§ **PROVIDED MATERIAL**
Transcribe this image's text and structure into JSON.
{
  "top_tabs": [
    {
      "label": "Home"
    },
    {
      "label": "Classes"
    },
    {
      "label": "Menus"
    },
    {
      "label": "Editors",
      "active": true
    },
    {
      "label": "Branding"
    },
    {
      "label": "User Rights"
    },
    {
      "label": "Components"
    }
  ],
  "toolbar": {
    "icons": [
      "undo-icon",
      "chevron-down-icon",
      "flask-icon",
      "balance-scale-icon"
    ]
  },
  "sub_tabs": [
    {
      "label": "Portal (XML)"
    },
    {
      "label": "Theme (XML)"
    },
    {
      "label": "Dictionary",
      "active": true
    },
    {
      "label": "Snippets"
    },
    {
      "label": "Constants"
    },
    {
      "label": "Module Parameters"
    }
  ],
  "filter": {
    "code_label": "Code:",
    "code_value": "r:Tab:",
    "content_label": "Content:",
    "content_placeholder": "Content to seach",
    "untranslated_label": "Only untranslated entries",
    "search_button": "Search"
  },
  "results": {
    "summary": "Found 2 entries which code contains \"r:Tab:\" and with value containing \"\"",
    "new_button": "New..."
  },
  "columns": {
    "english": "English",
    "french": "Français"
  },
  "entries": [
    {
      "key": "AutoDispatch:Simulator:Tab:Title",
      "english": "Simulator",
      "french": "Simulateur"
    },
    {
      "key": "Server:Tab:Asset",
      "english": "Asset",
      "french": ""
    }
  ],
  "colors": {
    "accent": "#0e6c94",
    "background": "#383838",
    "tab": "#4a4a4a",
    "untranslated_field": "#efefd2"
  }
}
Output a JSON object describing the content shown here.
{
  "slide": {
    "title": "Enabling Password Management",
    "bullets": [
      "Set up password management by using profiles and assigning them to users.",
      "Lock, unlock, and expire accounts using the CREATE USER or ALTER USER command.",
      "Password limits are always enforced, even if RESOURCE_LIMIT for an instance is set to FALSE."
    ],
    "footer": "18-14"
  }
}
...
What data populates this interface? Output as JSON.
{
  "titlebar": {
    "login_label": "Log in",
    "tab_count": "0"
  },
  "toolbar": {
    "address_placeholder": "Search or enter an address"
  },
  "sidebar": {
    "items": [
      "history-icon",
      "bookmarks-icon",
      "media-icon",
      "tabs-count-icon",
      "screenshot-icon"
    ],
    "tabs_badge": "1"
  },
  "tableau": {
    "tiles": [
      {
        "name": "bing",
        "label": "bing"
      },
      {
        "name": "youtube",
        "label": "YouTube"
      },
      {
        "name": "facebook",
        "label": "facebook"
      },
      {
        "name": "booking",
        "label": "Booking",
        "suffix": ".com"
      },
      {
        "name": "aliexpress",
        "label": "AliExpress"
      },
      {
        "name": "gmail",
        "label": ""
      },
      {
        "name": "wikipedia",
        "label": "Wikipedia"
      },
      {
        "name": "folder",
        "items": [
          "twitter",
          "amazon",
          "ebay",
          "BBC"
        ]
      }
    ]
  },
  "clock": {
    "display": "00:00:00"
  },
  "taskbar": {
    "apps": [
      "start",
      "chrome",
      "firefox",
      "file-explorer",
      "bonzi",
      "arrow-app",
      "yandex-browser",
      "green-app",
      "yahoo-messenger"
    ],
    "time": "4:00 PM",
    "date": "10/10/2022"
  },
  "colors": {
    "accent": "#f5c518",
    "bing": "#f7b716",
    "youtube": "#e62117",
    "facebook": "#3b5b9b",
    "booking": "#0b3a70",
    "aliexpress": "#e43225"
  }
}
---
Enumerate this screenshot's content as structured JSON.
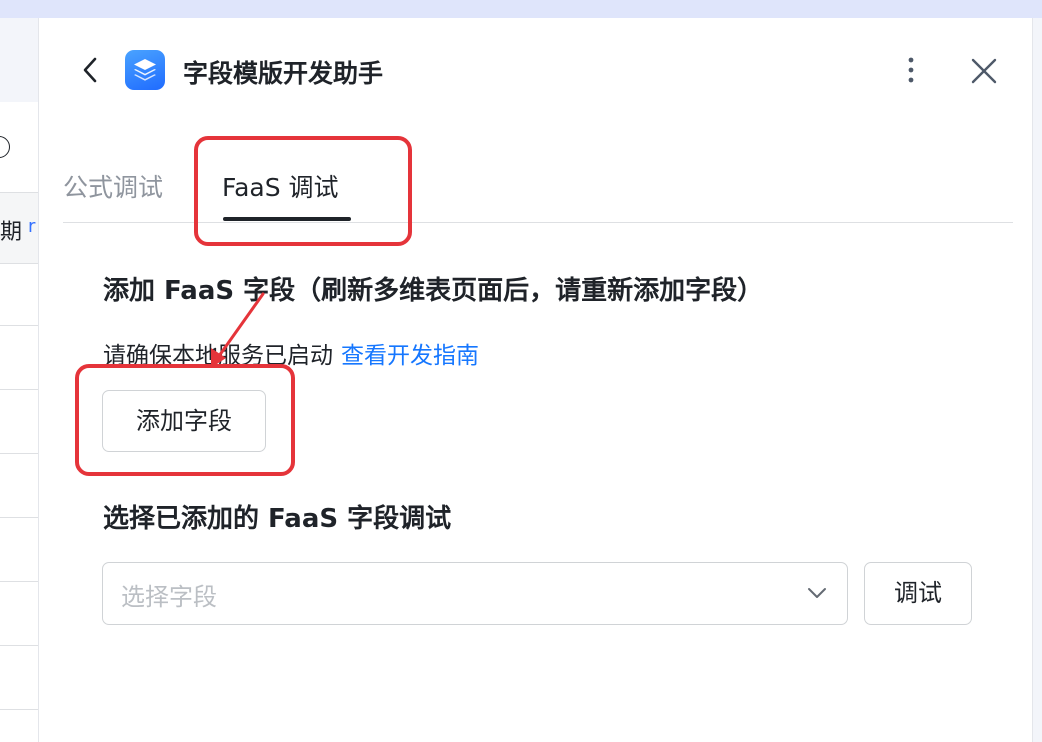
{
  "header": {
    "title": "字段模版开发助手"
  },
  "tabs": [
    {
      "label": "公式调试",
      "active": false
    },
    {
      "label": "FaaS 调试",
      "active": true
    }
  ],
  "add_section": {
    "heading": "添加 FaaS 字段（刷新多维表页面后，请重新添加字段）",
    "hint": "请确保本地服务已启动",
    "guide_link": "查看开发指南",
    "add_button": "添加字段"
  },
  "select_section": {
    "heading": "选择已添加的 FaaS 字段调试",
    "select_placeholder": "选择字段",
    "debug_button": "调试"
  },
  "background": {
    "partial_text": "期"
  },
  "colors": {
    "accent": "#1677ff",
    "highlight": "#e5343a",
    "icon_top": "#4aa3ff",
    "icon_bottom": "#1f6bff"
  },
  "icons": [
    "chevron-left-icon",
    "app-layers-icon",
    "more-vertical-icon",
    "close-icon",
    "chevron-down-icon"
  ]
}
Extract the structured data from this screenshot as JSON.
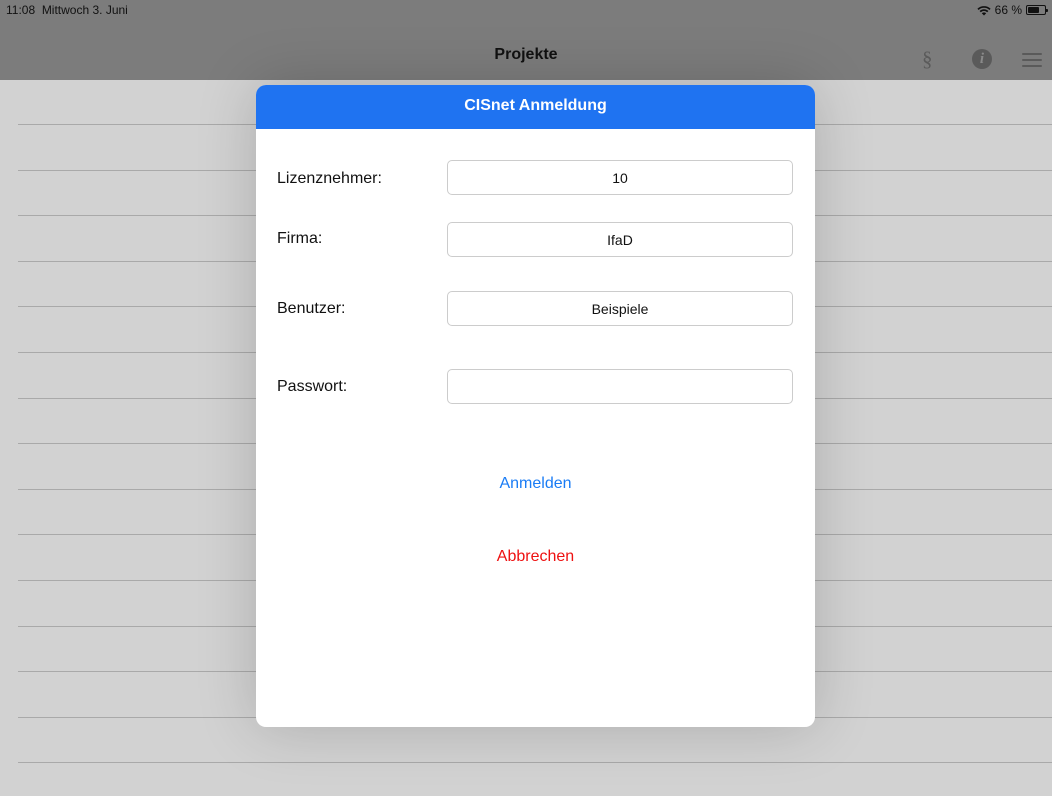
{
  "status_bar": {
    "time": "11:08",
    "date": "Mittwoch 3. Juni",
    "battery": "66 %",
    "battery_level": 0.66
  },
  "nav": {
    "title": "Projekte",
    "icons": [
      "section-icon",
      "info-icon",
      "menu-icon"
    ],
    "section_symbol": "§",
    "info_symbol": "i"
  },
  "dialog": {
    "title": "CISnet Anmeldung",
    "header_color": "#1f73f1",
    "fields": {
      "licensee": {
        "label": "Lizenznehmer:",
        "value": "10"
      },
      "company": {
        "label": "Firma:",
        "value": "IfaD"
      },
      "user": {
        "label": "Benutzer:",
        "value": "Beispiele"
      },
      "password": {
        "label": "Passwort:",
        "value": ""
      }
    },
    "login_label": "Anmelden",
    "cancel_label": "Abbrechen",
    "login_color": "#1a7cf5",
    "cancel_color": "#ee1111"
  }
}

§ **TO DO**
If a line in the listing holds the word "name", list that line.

§ **ANSWER BOX**
        "name": "bing",
        "name": "youtube",
        "name": "facebook",
        "name": "booking",
        "name": "aliexpress",
        "name": "gmail",
        "name": "wikipedia",
        "name": "folder",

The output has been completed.